A content audit is nothing more than than taking inventory of your website, listing each web page or piece of content you are responsible for. This first step is critical and can be surprisingly revelatory. You may even spot relationships or redundancies you never noticed before. In fact, while I was creating a sample content audit for this post, I noticed a section of our website we need to update! Ultimately, you will gain a better understanding of your website’s content.

A content audit is usually done in a spreadsheet because they are ideal for managing lots of information. A basic content should include the following:

  • Page ID: This is a numbering system that displays the hierarchy or relationship between the pages of your website (starting with 0.0 for the home page)
  • Page Name: The page title or name of page as it appears in the navigation
  • URL: Display the page link so anyone can refer back to the source easily
  • Content Description: Basic description or brief reminder of what each page contains.
Page ID Page Name URL Content Description
0.0 Home Page Introductory page. Contains feature projects, white paper, recent blog posts and newsletter article, and search function.
1.0 Who We Are General info about company. Includes associations, certifications, vision, mission and philosophy statements. Sidebar includes contact link and twitter feed.
1.1 Meet the Team List of team members (each links to longer article)
1.2 Giving Back Message from Shala on SWC's role in service, including Compassion Int'l and Nonprofit Roundtable. Sidebar includes contact link and Compassion Int'l ad.
2.0 What We Do List of company services, includes white paper. Sidebar includes newsletter articles and signup form.

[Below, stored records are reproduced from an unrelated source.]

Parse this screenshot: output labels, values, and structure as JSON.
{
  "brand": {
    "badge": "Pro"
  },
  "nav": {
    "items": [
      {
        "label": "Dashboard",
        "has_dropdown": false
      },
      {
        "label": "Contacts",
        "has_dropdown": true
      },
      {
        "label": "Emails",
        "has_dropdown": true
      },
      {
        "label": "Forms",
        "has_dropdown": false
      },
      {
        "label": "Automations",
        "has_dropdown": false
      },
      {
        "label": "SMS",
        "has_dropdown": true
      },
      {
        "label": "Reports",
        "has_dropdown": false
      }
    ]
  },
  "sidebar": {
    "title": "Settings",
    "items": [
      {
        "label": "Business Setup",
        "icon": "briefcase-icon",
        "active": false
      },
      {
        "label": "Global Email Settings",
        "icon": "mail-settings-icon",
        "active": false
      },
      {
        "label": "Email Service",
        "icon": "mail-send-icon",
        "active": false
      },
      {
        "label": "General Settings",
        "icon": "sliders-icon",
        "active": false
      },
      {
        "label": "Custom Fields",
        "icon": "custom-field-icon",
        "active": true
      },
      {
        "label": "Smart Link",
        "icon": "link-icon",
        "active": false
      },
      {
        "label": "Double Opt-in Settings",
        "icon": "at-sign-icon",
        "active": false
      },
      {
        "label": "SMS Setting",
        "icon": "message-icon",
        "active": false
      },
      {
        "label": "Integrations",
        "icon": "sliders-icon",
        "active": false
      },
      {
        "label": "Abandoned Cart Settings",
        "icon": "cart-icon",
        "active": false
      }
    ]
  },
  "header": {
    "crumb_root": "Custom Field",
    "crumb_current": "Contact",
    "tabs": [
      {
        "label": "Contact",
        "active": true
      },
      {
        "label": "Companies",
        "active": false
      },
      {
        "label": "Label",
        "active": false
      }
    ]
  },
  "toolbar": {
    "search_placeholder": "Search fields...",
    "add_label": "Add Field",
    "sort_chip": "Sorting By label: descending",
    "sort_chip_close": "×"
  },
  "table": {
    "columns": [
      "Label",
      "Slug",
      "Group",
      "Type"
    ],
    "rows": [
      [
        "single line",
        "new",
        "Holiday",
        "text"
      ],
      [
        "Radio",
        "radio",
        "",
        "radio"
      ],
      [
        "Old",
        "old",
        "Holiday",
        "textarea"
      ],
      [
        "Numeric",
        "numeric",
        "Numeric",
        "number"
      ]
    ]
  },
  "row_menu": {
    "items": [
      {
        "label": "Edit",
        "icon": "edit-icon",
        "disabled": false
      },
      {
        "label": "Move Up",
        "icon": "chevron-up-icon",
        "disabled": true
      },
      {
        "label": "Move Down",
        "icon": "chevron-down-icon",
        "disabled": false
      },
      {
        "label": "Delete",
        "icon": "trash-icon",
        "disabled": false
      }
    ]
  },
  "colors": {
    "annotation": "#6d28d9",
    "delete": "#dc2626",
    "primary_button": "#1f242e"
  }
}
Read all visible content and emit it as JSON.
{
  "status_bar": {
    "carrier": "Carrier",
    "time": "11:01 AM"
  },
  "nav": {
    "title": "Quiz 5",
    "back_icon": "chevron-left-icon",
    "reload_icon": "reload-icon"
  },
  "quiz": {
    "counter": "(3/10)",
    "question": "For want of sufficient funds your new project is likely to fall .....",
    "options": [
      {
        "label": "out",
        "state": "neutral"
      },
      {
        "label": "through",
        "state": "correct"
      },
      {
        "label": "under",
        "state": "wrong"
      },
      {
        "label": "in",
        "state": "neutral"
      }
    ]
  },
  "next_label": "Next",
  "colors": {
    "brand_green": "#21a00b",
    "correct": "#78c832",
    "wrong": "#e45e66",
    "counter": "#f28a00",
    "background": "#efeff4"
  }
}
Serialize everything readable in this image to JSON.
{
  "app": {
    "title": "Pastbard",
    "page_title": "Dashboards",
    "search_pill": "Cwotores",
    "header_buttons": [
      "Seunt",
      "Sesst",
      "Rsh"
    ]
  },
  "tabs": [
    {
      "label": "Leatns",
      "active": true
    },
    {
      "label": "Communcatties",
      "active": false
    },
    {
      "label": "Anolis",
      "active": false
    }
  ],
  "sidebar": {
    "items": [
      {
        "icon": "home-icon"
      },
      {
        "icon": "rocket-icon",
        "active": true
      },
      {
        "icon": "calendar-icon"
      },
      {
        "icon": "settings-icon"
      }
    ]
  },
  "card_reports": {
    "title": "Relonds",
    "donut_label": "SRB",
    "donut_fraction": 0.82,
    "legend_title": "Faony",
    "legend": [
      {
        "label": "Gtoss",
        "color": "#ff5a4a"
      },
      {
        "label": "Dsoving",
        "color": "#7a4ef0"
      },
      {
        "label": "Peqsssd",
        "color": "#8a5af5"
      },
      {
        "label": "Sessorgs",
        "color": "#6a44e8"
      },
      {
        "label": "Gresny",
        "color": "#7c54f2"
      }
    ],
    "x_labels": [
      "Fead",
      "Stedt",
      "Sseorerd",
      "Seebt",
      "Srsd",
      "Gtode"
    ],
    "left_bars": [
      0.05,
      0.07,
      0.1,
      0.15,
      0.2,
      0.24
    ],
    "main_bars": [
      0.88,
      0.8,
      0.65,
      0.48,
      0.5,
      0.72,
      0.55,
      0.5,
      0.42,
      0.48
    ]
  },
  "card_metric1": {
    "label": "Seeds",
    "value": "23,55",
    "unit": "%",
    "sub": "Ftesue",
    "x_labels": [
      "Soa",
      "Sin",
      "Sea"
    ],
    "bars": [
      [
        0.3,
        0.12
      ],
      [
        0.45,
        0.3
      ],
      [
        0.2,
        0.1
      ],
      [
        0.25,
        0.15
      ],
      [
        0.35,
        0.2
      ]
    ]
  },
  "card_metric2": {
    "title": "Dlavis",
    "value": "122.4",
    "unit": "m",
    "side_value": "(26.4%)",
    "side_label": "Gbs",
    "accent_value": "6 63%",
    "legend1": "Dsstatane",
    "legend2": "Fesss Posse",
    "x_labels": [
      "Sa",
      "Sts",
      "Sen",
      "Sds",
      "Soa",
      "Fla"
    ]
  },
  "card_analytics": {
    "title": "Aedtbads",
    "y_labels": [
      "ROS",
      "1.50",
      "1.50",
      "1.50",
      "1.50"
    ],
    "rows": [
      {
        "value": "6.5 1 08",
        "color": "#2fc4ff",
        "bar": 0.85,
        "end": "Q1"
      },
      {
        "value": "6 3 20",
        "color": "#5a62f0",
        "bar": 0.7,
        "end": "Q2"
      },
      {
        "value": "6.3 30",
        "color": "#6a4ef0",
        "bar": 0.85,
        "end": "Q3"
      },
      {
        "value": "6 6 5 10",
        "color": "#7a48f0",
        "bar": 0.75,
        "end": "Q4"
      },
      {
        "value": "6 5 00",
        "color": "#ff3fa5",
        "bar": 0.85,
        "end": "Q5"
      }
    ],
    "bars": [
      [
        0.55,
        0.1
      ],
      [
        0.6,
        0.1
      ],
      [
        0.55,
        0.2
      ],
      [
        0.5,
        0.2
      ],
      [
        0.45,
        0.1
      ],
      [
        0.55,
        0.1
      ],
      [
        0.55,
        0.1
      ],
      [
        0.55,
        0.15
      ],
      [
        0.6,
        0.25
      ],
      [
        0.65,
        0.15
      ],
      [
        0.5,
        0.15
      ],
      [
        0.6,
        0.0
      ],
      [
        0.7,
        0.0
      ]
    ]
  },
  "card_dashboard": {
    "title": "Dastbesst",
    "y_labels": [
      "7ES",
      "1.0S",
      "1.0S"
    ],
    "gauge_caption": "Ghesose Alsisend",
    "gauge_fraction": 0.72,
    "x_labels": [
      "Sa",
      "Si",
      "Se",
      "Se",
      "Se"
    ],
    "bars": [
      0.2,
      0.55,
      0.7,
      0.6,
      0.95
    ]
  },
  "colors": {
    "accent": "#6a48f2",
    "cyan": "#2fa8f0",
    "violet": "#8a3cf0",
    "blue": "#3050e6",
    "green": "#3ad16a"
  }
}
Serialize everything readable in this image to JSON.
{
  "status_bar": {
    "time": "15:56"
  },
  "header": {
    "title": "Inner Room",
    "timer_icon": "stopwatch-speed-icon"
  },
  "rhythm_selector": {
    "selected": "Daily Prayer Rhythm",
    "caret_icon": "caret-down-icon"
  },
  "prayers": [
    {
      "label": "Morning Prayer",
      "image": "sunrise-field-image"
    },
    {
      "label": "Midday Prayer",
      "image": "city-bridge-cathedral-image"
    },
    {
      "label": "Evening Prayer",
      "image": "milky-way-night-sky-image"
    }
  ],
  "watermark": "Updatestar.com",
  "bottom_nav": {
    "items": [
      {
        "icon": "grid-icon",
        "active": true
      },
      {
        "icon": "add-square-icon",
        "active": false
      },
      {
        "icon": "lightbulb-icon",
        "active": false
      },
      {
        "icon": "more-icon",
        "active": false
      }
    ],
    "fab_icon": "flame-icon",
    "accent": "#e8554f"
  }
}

Ideally, a content audit should not only include a listing of all your content but also an analysis for accuracy, consistency, and relevance. When conducting a more complex audit that includes this qualitative analysis, you may also include:

  • Content Owner: Who wrote the content? Noting who owns the page content identifies whether content is internal or external, and ultimately who has the authority to edit or control it.
  • Content Type: Is this a basic page, news story, article, resource, FAQ, or something else?
  • Content Format: Is the content comprised of basic text, audio, video, or images?
  • Primary Purpose: What is the content for? Is it to inform, collect data, sign up members, rsvp for events, get donations, or something else?
  • Primary Audience: Who is the content for? This helps make sure the tone and voice of your content is appropriate and consistent.
  • Content Quality: Is the content worthwhile or up-to-date? You may want to mark these “ROT” which stands for Redundant, Outdated, or Trivial. These items are good candidates for elimination or a major overhaul.

This list isn’t definitive. Don’t be afraid to add other categories or labels that may be useful to your organization. The point of the content audit is to help you.

I won’t sugarcoat it. Conducting a content audit is tedious and time consuming. But the process is worth it and pays in spades. Your team will be able to return to the content audit again and again throughout the design process and managing your website’s content will be easier. Everyone involved in the design process will gain the insight needed to make informed design decisions and lay the foundation to a successful website.

What are you waiting for? Download our sample content audit spreadsheet to help you on your way!

Content Audit Spreadsheet Content Audit Spreadsheet (3 KB)